The first step is to split both x and y into an XOR of powers of 2, take their pairwise nim products, and then XOR the results (because nim product distributes over XOR). Once we have recursed to the case of x and y both powers of 2, we note that Fermat powers multiply with each other using ordinary arithmetic, so we can therefore factorise x and y into Fermat powers. If x and y don't share a Fermat power we can reverse the process and simply return x * y. However if they share a Fermat power, then we divide both x and y by that power, calculate the nim product, then take the nim product with the nim square of that Fermat power. Ungolfed:
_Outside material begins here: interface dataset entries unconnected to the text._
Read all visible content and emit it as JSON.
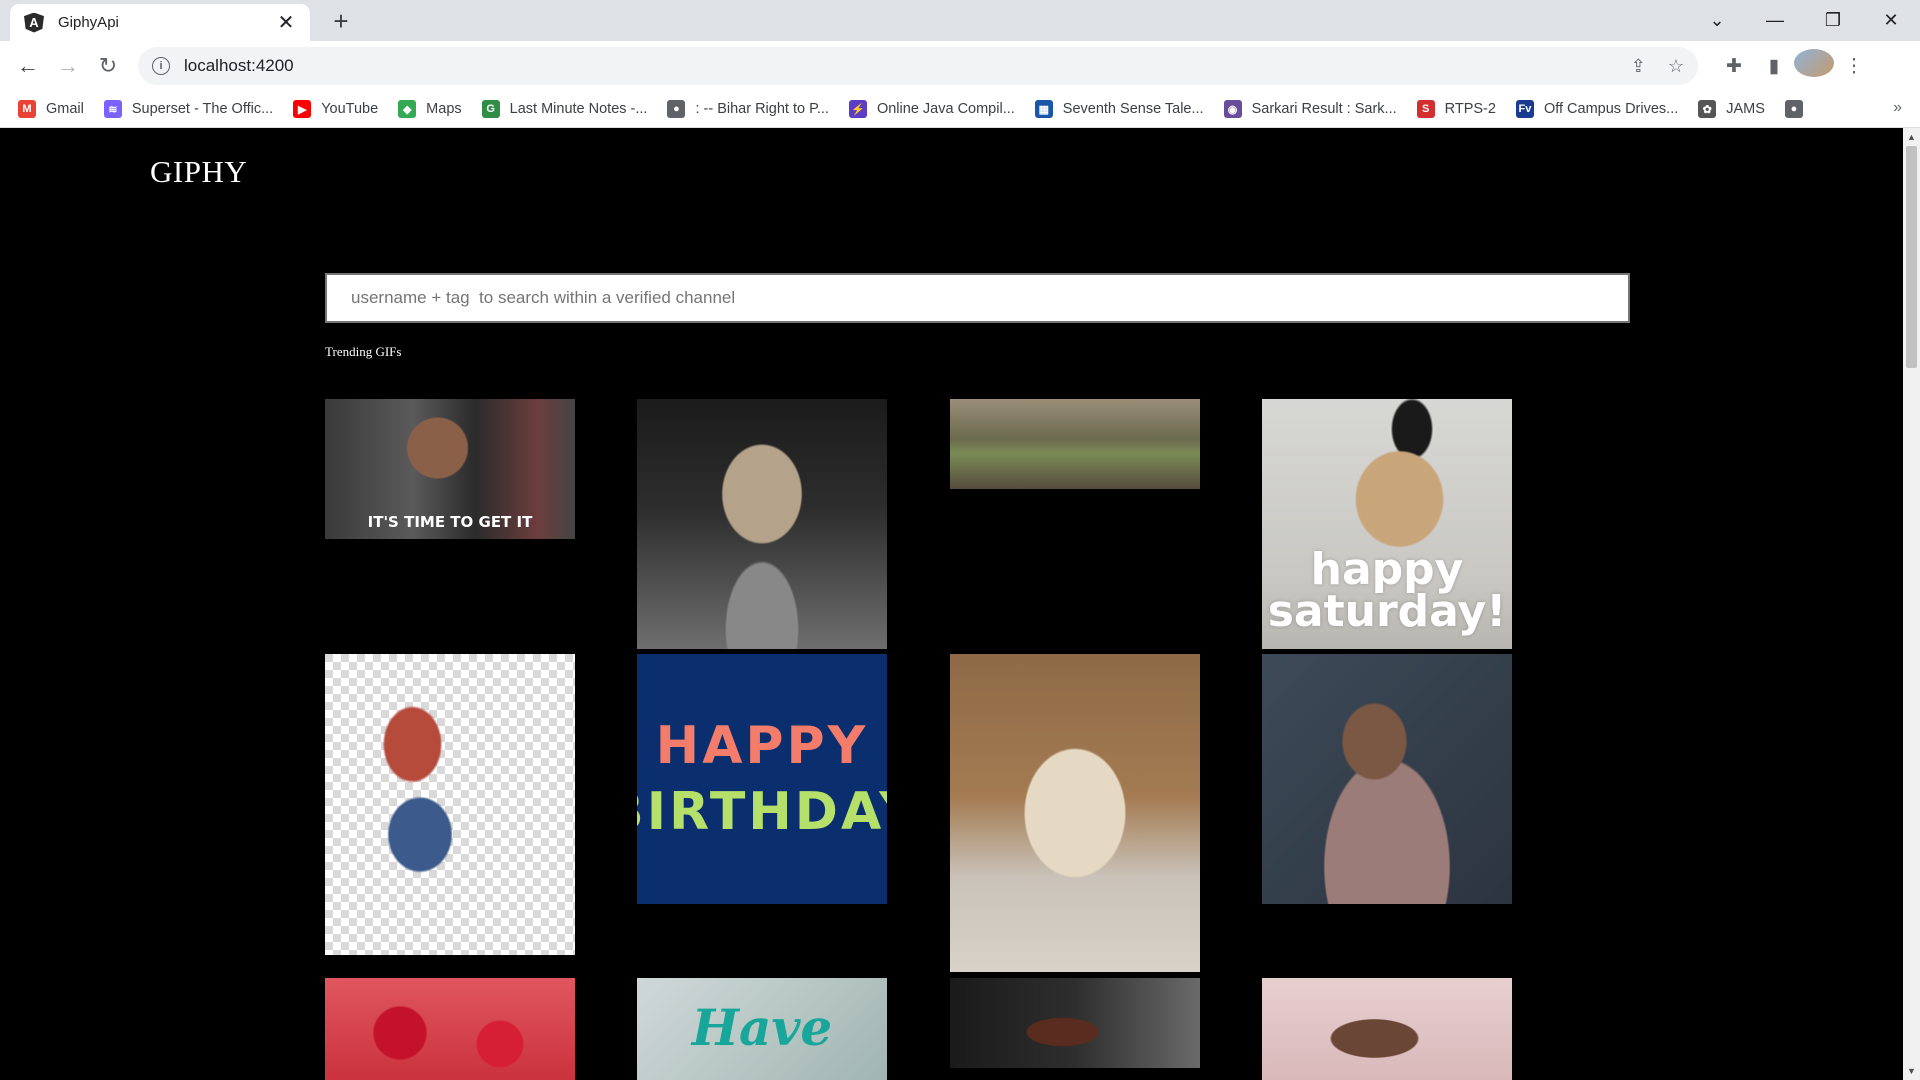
{
  "browser": {
    "tab_title": "GiphyApi",
    "tab_close": "✕",
    "new_tab": "+",
    "url": "localhost:4200",
    "window_controls": [
      "⌄",
      "—",
      "❐",
      "✕"
    ],
    "bookmarks": [
      {
        "label": "Gmail",
        "icon": "gmail-icon",
        "color": "#ea4335",
        "glyph": "M"
      },
      {
        "label": "Superset - The Offic...",
        "icon": "superset-icon",
        "color": "#7b61ff",
        "glyph": "≋"
      },
      {
        "label": "YouTube",
        "icon": "youtube-icon",
        "color": "#ff0000",
        "glyph": "▶"
      },
      {
        "label": "Maps",
        "icon": "maps-icon",
        "color": "#34a853",
        "glyph": "◆"
      },
      {
        "label": "Last Minute Notes -...",
        "icon": "gfg-icon",
        "color": "#2f8d46",
        "glyph": "G"
      },
      {
        "label": ": -- Bihar Right to P...",
        "icon": "globe-icon",
        "color": "#5f6368",
        "glyph": "●"
      },
      {
        "label": "Online Java Compil...",
        "icon": "jdoodle-icon",
        "color": "#5b3cc4",
        "glyph": "⚡"
      },
      {
        "label": "Seventh Sense Tale...",
        "icon": "seventh-sense-icon",
        "color": "#1a56a8",
        "glyph": "▦"
      },
      {
        "label": "Sarkari Result : Sark...",
        "icon": "sarkari-icon",
        "color": "#6a4c9c",
        "glyph": "◉"
      },
      {
        "label": "RTPS-2",
        "icon": "rtps-icon",
        "color": "#d32f2f",
        "glyph": "S"
      },
      {
        "label": "Off Campus Drives...",
        "icon": "fv-icon",
        "color": "#1a3b8f",
        "glyph": "Fv"
      },
      {
        "label": "JAMS",
        "icon": "jams-icon",
        "color": "#555555",
        "glyph": "✿"
      },
      {
        "label": "",
        "icon": "globe-icon",
        "color": "#5f6368",
        "glyph": "●"
      }
    ],
    "bookmarks_more": "»"
  },
  "page": {
    "logo": "GIPHY",
    "search_placeholder": "username + tag  to search within a verified channel",
    "section_title": "Trending GIFs",
    "gifs": [
      {
        "name": "gif-its-time-to-get-it",
        "caption": "IT'S TIME TO GET IT"
      },
      {
        "name": "gif-cat-motorcycle",
        "caption": ""
      },
      {
        "name": "gif-skateboard-road",
        "caption": ""
      },
      {
        "name": "gif-pug-happy-saturday",
        "caption": "happy saturday!"
      },
      {
        "name": "gif-karate-kick",
        "caption": ""
      },
      {
        "name": "gif-happy-birthday",
        "caption_line1": "HAPPY",
        "caption_line2": "BIRTHDAY"
      },
      {
        "name": "gif-dancing-bear",
        "caption": ""
      },
      {
        "name": "gif-bearded-man",
        "caption": ""
      },
      {
        "name": "gif-red-hearts",
        "caption": ""
      },
      {
        "name": "gif-have-a",
        "caption": "Have"
      },
      {
        "name": "gif-dark-scene",
        "caption": ""
      },
      {
        "name": "gif-dog-bath",
        "caption": ""
      }
    ]
  }
}
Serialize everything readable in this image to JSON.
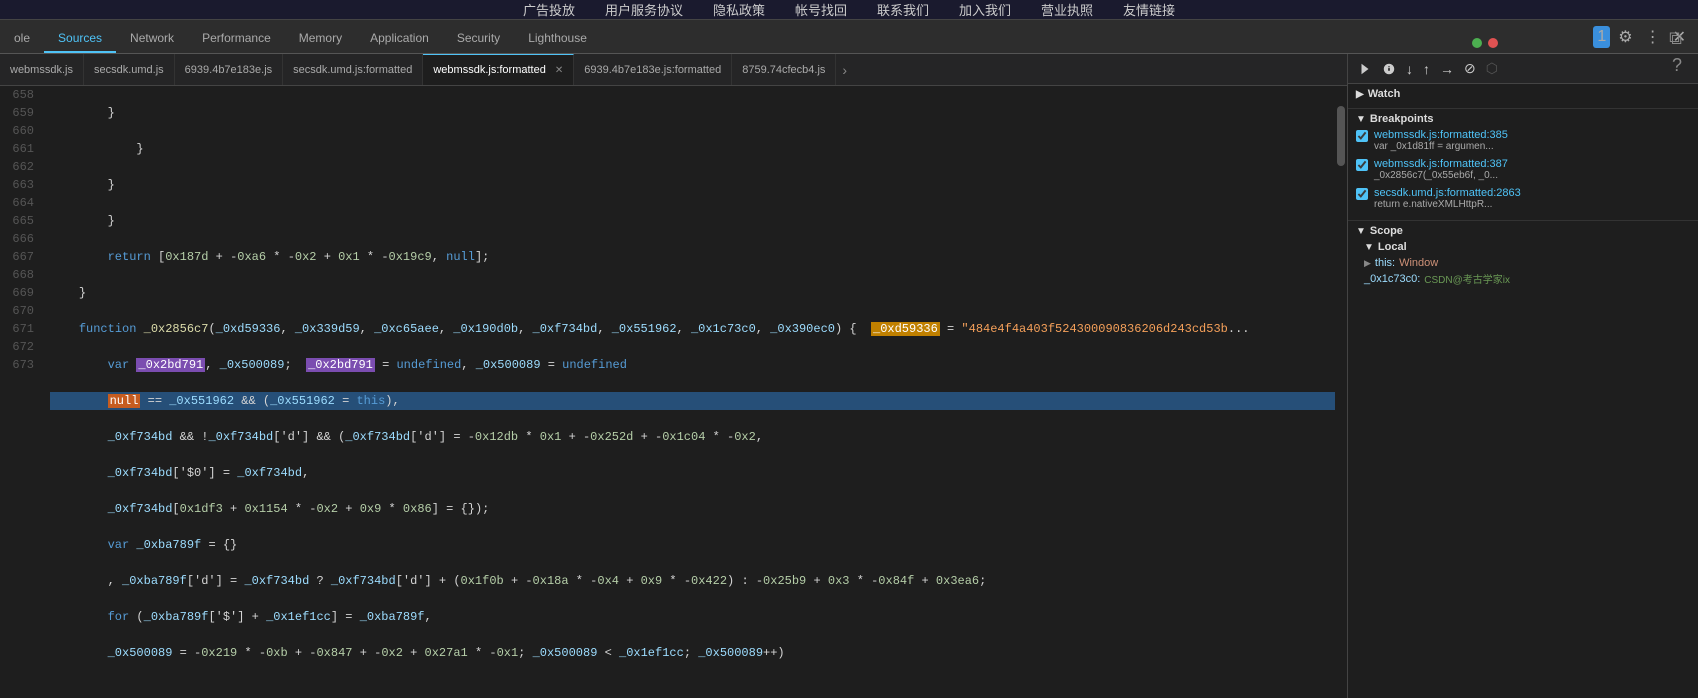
{
  "browser": {
    "dots": [
      "red",
      "green"
    ]
  },
  "website": {
    "links": [
      "广告投放",
      "用户服务协议",
      "隐私政策",
      "帐号找回",
      "联系我们",
      "加入我们",
      "营业执照",
      "友情链接"
    ]
  },
  "devtools": {
    "tabs": [
      {
        "label": "ole",
        "active": false
      },
      {
        "label": "Sources",
        "active": true
      },
      {
        "label": "Network",
        "active": false
      },
      {
        "label": "Performance",
        "active": false
      },
      {
        "label": "Memory",
        "active": false
      },
      {
        "label": "Application",
        "active": false
      },
      {
        "label": "Security",
        "active": false
      },
      {
        "label": "Lighthouse",
        "active": false
      }
    ],
    "badge": "1",
    "file_tabs": [
      {
        "label": "webmssdk.js",
        "active": false,
        "closeable": false
      },
      {
        "label": "secsdk.umd.js",
        "active": false,
        "closeable": false
      },
      {
        "label": "6939.4b7e183e.js",
        "active": false,
        "closeable": false
      },
      {
        "label": "secsdk.umd.js:formatted",
        "active": false,
        "closeable": false
      },
      {
        "label": "webmssdk.js:formatted",
        "active": true,
        "closeable": true
      },
      {
        "label": "6939.4b7e183e.js:formatted",
        "active": false,
        "closeable": false
      },
      {
        "label": "8759.74cfecb4.js",
        "active": false,
        "closeable": false
      }
    ]
  },
  "code": {
    "lines": [
      {
        "num": 658,
        "text": "        }"
      },
      {
        "num": 659,
        "text": "            }"
      },
      {
        "num": 660,
        "text": "        }"
      },
      {
        "num": 661,
        "text": "        }"
      },
      {
        "num": 662,
        "text": "        return [0x187d + -0xa6 * -0x2 + 0x1 * -0x19c9, null];"
      },
      {
        "num": 663,
        "text": "    }"
      },
      {
        "num": 664,
        "text": "    function _0x2856c7(_0xd59336, _0x339d59, _0xc65aee, _0x190d0b, _0xf734bd, _0x551962, _0x1c73c0, _0x390ec0) {"
      },
      {
        "num": 665,
        "text": "        var _0x2bd791, _0x500089;"
      },
      {
        "num": 666,
        "text": "        null == _0x551962 && (_0x551962 = this),"
      },
      {
        "num": 667,
        "text": "        _0xf734bd && !_0xf734bd['d'] && (_0xf734bd['d'] = -0x12db * 0x1 + -0x252d + -0x1c04 * -0x2,"
      },
      {
        "num": 668,
        "text": "        _0xf734bd['$0'] = _0xf734bd,"
      },
      {
        "num": 669,
        "text": "        _0xf734bd[0x1df3 + 0x1154 * -0x2 + 0x9 * 0x86] = {});"
      },
      {
        "num": 670,
        "text": "        var _0xba789f = {}"
      },
      {
        "num": 671,
        "text": "        , _0xba789f['d'] = _0xf734bd ? _0xf734bd['d'] + (0x1f0b + -0x18a * -0x4 + 0x9 * -0x422) : -0x25b9 + 0x3 * -0x84f + 0x3ea6;"
      },
      {
        "num": 672,
        "text": "        for (_0xba789f['$'] + _0x1ef1cc] = _0xba789f,"
      },
      {
        "num": 673,
        "text": "        _0x500089 = -0x219 * -0xb + -0x847 + -0x2 + 0x27a1 * -0x1; _0x500089 < _0x1ef1cc; _0x500089++)"
      }
    ],
    "highlighted_line": 666,
    "watch_label": "Watch",
    "breakpoints_label": "Breakpoints",
    "scope_label": "Scope",
    "local_label": "Local"
  },
  "right_panel": {
    "breakpoints": [
      {
        "checked": true,
        "file": "webmssdk.js:formatted:385",
        "code": "var _0x1d81ff = argumen..."
      },
      {
        "checked": true,
        "file": "webmssdk.js:formatted:387",
        "code": "_0x2856c7(_0x55eb6f, _0..."
      },
      {
        "checked": true,
        "file": "secsdk.umd.js:formatted:2863",
        "code": "return e.nativeXMLHttpR..."
      }
    ],
    "scope": {
      "local": {
        "this_val": "Window",
        "var1_key": "_0x1c73c0:",
        "var1_val": ""
      }
    }
  }
}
function nimprod(x, y) {
if (x < 2 || y < 2) return x * y;
var v = x & -x;
if (x > v) return nimprod(v, y) ^ nimprod(x ^ v, y); // nimprod distributes over ^
if (y & (y - 1)) return nimprod(y, x); // x is a power of 2 but y is not
var t = Math.log2(x);
var u = Math.log2(y);
var s = t & u;
if (!s) return x * y; // x and y do not share a Fermat power
var r = s & -s;
return nimprod(nimprod(x >> r, y >> r), 3 << r - 1); // square the Fermat power
}


# Wolfram Language (Mathematica), 81 bytes

x_±y_:=Min@Complement[Range[0,x*y],##&@@Array[BitXor[x±#2,#±y,±##]&,{x,y},0]]


Try it online!

Using the formula:

$\alpha \beta = \operatorname{mex}(\{\,\alpha' \beta + \alpha \beta' + \alpha' \beta' : \alpha' < \alpha , \beta' < \beta \,\}).$